---- Data to process

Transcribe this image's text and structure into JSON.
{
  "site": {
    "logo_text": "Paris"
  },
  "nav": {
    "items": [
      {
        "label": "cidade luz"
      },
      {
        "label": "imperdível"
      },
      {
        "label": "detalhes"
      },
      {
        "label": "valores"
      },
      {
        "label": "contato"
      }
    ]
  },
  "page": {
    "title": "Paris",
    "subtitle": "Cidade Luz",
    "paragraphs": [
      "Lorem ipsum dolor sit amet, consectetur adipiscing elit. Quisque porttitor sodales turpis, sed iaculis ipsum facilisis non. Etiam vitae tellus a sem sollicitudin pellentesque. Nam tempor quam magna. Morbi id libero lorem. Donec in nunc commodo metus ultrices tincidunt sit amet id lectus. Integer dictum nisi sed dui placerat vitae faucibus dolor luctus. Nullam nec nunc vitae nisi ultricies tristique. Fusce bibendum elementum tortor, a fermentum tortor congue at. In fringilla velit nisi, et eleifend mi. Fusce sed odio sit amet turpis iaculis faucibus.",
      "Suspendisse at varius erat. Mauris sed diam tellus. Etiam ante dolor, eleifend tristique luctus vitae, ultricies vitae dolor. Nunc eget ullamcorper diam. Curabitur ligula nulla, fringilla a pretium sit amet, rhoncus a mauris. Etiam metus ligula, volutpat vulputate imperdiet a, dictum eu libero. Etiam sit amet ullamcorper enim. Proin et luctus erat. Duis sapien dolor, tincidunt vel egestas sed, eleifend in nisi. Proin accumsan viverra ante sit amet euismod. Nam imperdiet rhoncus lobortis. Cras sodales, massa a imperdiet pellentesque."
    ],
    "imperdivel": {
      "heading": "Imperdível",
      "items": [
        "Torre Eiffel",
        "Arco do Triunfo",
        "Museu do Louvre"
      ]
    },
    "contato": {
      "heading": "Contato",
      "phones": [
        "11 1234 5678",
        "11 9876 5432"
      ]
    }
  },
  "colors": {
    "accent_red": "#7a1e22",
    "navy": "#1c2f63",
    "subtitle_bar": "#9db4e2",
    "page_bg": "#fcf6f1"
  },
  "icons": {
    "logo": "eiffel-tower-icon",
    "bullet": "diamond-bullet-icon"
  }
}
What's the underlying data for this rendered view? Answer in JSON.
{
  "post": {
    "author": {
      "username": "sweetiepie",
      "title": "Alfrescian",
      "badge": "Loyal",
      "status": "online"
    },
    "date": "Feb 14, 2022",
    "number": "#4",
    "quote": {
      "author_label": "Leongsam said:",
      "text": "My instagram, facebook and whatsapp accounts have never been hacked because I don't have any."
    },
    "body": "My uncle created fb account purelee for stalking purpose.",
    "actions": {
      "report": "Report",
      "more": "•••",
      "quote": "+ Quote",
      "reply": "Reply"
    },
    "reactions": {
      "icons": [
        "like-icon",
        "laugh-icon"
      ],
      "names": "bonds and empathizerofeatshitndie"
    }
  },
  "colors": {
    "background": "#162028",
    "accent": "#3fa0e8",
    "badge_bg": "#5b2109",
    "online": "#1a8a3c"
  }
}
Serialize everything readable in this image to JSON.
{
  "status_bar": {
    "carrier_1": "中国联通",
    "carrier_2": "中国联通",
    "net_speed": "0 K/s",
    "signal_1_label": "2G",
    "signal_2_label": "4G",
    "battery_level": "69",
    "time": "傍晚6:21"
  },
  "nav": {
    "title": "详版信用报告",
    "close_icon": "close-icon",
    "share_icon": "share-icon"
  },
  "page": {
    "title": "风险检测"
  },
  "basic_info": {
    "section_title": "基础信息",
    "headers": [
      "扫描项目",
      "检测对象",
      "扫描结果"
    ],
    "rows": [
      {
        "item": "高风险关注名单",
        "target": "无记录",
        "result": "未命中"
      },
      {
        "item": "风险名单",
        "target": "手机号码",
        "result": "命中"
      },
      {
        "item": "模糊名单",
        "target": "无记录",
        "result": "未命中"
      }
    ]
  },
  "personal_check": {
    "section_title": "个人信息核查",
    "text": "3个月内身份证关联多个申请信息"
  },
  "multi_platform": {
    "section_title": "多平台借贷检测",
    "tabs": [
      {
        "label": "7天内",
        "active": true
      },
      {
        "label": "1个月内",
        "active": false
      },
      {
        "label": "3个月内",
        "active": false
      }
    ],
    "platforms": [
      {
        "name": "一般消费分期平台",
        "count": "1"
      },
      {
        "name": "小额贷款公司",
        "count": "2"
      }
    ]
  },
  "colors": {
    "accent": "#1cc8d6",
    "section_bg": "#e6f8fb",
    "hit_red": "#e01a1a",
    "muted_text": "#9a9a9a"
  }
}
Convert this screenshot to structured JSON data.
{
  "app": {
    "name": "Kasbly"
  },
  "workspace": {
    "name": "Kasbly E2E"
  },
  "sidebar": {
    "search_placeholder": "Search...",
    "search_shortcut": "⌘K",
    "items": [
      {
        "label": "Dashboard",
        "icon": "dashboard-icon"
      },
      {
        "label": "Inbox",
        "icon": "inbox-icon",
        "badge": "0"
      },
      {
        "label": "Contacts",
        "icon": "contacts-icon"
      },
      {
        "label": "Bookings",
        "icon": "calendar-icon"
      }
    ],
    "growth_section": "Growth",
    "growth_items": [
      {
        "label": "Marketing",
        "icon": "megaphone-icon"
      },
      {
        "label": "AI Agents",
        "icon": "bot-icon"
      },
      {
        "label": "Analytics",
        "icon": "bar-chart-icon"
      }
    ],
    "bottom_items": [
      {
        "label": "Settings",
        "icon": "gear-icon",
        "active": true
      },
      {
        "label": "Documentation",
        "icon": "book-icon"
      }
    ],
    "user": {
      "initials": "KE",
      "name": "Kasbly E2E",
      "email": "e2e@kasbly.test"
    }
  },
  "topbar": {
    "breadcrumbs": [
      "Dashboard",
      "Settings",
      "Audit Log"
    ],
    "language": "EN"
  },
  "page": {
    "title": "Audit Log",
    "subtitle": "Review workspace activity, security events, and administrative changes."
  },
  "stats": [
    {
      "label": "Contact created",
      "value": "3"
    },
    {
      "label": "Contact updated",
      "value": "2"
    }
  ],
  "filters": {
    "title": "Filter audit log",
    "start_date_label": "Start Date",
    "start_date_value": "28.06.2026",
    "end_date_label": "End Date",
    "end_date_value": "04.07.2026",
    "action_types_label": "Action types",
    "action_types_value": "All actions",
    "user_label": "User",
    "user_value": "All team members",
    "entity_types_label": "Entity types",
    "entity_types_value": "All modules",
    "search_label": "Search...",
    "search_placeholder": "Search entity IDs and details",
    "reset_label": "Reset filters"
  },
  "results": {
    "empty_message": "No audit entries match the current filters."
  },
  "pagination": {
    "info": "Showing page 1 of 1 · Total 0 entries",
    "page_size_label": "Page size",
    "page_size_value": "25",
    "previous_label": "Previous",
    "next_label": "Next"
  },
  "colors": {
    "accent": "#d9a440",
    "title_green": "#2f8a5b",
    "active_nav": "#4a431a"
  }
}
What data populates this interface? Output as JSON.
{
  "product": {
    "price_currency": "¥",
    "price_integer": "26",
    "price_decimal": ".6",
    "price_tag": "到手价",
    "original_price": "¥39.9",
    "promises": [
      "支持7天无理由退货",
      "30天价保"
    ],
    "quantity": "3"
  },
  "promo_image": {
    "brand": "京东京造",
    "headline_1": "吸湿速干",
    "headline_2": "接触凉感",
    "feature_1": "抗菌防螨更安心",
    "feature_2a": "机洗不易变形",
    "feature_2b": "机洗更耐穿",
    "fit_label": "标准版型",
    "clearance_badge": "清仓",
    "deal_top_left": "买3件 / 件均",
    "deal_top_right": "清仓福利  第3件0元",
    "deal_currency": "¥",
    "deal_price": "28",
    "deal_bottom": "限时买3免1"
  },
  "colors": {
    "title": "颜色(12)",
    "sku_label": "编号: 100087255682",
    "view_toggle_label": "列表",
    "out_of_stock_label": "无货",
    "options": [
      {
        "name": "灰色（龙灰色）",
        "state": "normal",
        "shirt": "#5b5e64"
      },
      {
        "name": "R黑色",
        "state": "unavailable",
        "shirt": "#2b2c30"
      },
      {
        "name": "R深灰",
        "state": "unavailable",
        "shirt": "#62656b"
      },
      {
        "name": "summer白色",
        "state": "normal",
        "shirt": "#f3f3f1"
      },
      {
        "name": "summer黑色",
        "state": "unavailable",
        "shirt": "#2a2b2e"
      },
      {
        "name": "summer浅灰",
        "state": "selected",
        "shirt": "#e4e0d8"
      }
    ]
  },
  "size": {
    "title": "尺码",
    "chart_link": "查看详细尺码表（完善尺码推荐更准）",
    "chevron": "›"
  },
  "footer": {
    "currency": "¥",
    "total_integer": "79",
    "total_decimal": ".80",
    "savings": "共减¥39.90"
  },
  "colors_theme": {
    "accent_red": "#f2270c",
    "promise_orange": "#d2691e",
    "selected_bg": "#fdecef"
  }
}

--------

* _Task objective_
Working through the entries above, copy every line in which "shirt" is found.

* _Exercise result_
        "shirt": "#5b5e64"
        "shirt": "#2b2c30"
        "shirt": "#62656b"
        "shirt": "#f3f3f1"
        "shirt": "#2a2b2e"
        "shirt": "#e4e0d8"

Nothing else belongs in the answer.